▸ EXERCISE INSTRUCTIONS
What lines in the records include the string "Live"? Return each one.

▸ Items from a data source

════════════════════

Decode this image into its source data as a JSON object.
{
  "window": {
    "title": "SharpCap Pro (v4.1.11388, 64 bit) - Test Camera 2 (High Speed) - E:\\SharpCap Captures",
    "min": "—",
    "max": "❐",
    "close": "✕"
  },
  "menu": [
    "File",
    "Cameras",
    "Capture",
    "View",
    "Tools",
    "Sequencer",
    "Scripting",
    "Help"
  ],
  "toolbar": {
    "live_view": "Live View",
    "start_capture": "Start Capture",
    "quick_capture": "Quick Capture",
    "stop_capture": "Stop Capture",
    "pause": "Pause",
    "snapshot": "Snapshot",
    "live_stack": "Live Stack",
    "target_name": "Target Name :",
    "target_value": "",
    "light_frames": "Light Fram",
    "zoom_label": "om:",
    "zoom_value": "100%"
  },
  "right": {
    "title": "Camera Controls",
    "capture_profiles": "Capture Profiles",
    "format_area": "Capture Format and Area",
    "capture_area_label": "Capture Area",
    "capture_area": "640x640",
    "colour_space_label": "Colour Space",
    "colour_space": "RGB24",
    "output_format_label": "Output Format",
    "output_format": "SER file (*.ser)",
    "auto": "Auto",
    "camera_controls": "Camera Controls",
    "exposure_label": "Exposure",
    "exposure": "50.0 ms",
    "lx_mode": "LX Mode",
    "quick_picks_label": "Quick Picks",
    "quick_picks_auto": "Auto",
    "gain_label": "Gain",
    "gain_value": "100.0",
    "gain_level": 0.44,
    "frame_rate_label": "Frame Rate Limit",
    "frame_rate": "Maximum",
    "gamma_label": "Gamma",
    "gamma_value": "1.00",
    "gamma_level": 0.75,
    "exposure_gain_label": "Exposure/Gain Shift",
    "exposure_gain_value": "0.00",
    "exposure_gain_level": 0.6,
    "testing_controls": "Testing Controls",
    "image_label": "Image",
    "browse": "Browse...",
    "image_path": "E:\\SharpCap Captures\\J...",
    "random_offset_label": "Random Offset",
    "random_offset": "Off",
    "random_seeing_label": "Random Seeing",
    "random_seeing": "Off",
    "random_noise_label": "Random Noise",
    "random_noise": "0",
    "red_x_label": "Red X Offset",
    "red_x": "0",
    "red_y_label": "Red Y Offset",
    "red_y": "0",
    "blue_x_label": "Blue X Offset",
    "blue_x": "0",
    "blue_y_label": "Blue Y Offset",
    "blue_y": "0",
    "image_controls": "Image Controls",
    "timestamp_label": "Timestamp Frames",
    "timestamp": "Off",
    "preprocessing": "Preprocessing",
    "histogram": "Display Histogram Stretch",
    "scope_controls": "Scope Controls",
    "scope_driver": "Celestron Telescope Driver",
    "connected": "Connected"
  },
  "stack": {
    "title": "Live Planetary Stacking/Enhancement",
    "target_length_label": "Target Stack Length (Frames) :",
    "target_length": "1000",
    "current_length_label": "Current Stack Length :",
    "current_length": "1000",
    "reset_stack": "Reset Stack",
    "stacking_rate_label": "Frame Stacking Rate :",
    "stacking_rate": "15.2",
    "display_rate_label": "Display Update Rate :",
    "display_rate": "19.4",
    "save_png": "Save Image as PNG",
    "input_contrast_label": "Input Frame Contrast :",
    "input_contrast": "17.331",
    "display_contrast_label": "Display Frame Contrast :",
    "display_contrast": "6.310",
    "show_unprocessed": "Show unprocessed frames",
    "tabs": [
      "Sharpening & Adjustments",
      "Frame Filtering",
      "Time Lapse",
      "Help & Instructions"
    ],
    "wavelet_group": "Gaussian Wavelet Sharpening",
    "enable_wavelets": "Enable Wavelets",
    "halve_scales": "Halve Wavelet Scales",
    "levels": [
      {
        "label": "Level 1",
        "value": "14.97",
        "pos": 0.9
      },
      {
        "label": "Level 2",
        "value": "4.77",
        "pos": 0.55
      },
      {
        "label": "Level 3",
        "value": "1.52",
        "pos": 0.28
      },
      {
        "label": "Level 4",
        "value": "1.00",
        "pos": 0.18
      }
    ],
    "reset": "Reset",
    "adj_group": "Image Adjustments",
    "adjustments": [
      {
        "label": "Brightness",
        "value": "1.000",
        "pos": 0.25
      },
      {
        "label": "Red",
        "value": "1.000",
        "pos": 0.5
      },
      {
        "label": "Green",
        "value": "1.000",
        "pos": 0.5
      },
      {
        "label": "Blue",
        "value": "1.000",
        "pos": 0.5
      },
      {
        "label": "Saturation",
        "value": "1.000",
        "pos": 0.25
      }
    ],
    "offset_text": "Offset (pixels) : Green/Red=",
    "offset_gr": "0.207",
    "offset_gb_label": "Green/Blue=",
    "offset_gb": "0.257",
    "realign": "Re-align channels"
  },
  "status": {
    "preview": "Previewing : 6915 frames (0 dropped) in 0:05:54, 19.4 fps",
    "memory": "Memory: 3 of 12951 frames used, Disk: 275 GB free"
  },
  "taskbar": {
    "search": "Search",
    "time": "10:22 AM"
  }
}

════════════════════

▸ SOLUTION TO THIS TASK
    "live_view": "Live View",
    "live_stack": "Live Stack",
    "title": "Live Planetary Stacking/Enhancement",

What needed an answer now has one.